● **Required work**: Going line by line through the entries below, note each one with "kalian", then report how many there are and nothing else.
■ ■ ■ ■
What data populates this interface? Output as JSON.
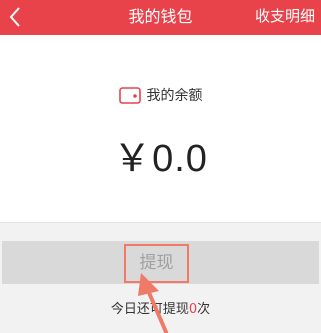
{
  "header": {
    "title": "我的钱包",
    "detail_label": "收支明细",
    "color": "#e8424b"
  },
  "balance": {
    "icon": "wallet-icon",
    "label": "我的余额",
    "amount": "￥0.0"
  },
  "withdraw": {
    "label": "提现"
  },
  "tip": {
    "prefix": "今日还可提现",
    "count": "0",
    "suffix": "次"
  },
  "annotation": {
    "icon": "arrow-icon",
    "color": "#f07a68"
  }
}
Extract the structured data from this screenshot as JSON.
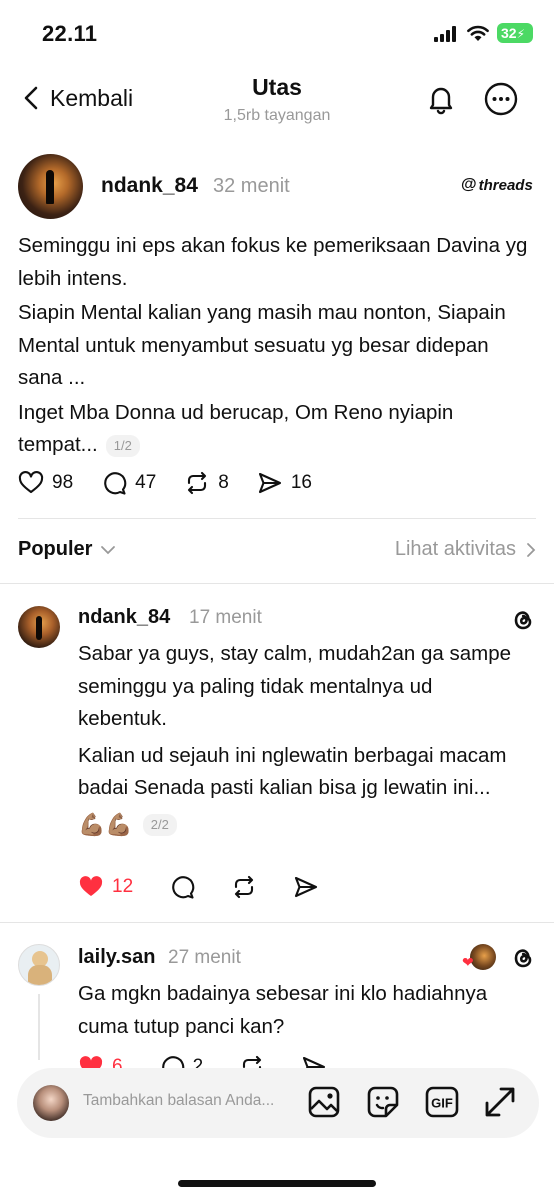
{
  "status_bar": {
    "time": "22.11",
    "battery": "32"
  },
  "header": {
    "back_label": "Kembali",
    "title": "Utas",
    "subtitle": "1,5rb tayangan"
  },
  "post": {
    "username": "ndank_84",
    "time": "32 menit",
    "brand": "threads",
    "paragraphs": [
      "Seminggu ini eps akan fokus ke pemeriksaan Davina yg lebih intens.",
      "Siapin Mental kalian yang masih mau nonton, Siapain Mental untuk menyambut sesuatu yg besar didepan sana ...",
      "Inget Mba Donna ud berucap, Om Reno nyiapin tempat..."
    ],
    "page": "1/2",
    "likes": "98",
    "comments": "47",
    "reposts": "8",
    "shares": "16"
  },
  "sort": {
    "label": "Populer",
    "activity": "Lihat aktivitas"
  },
  "replies": [
    {
      "username": "ndank_84",
      "time": "17 menit",
      "paragraphs": [
        "Sabar ya guys, stay calm, mudah2an ga sampe seminggu ya paling tidak mentalnya ud kebentuk.",
        "Kalian ud sejauh ini nglewatin berbagai macam badai Senada pasti kalian bisa jg lewatin ini..."
      ],
      "emoji": "💪🏽💪🏽",
      "page": "2/2",
      "likes": "12"
    },
    {
      "username": "laily.san",
      "time": "27 menit",
      "paragraphs": [
        "Ga mgkn badainya sebesar ini klo hadiahnya cuma tutup panci kan?"
      ],
      "likes": "6",
      "comments": "2"
    }
  ],
  "composer": {
    "placeholder": "Tambahkan balasan Anda..."
  },
  "colors": {
    "like_red": "#ff3040",
    "muted": "#999999",
    "text": "#101010"
  }
}
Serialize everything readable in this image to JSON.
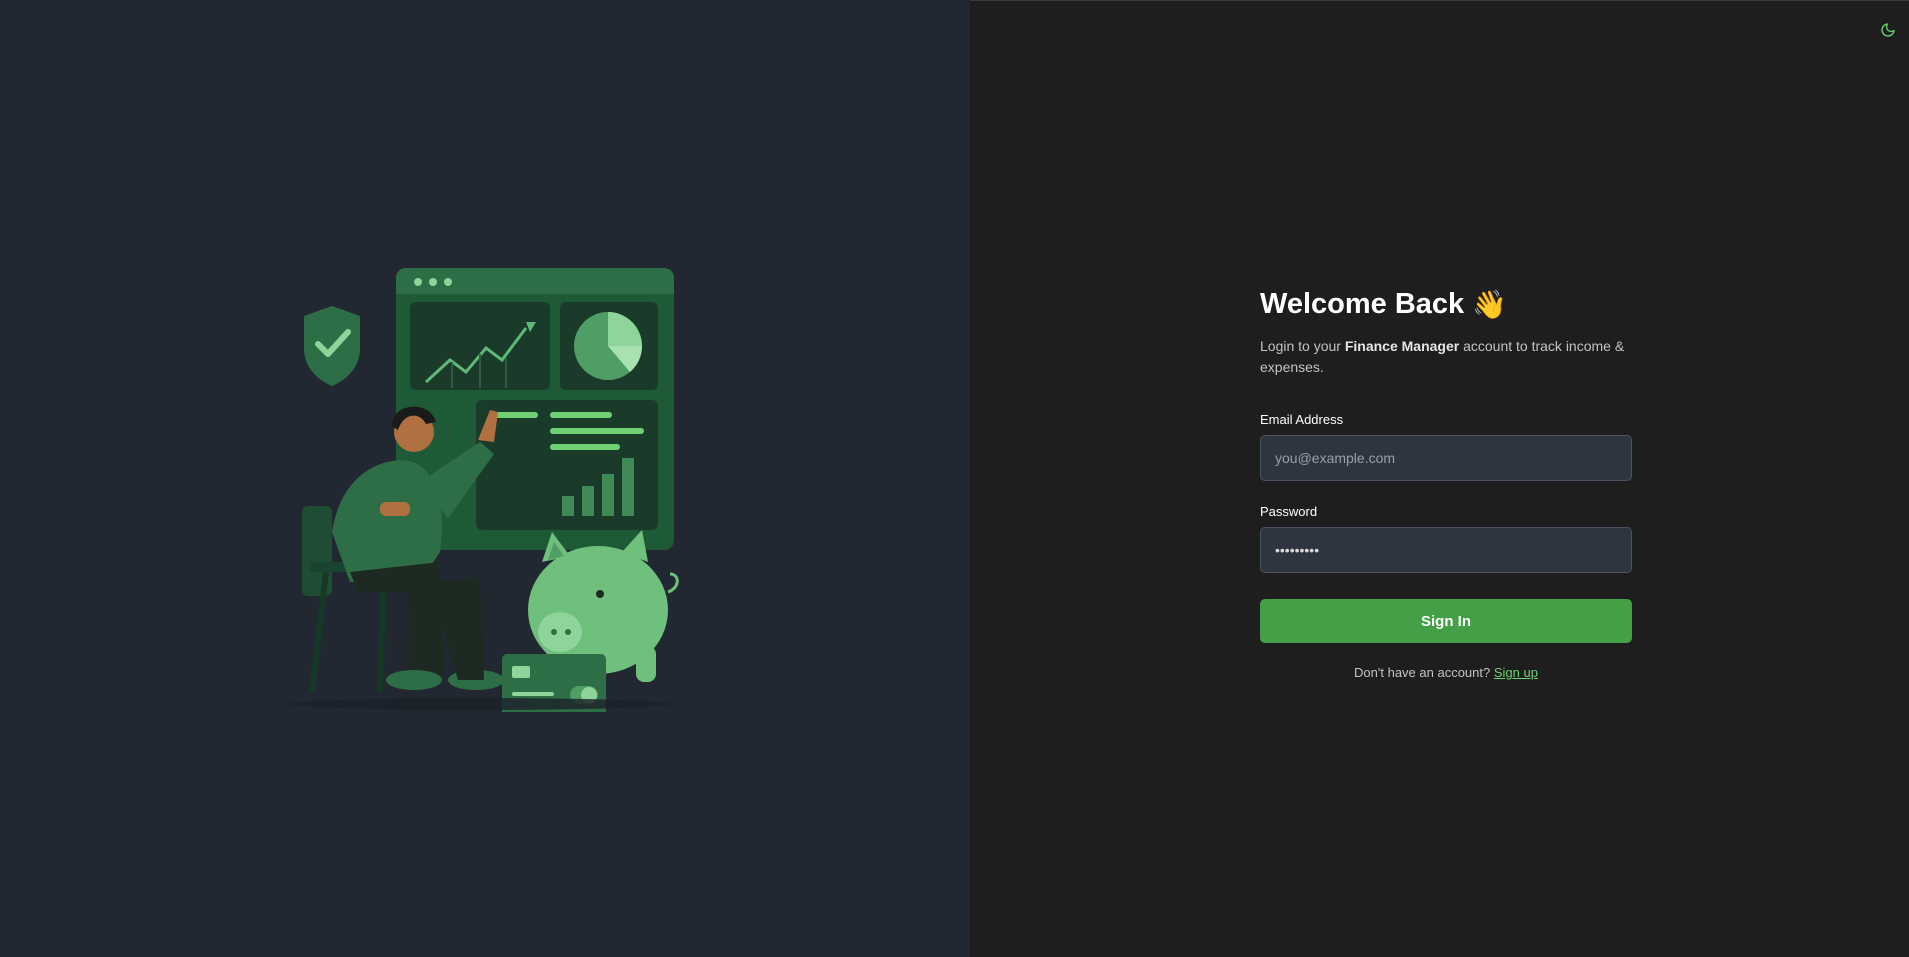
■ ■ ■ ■
● **Result of the task**: 2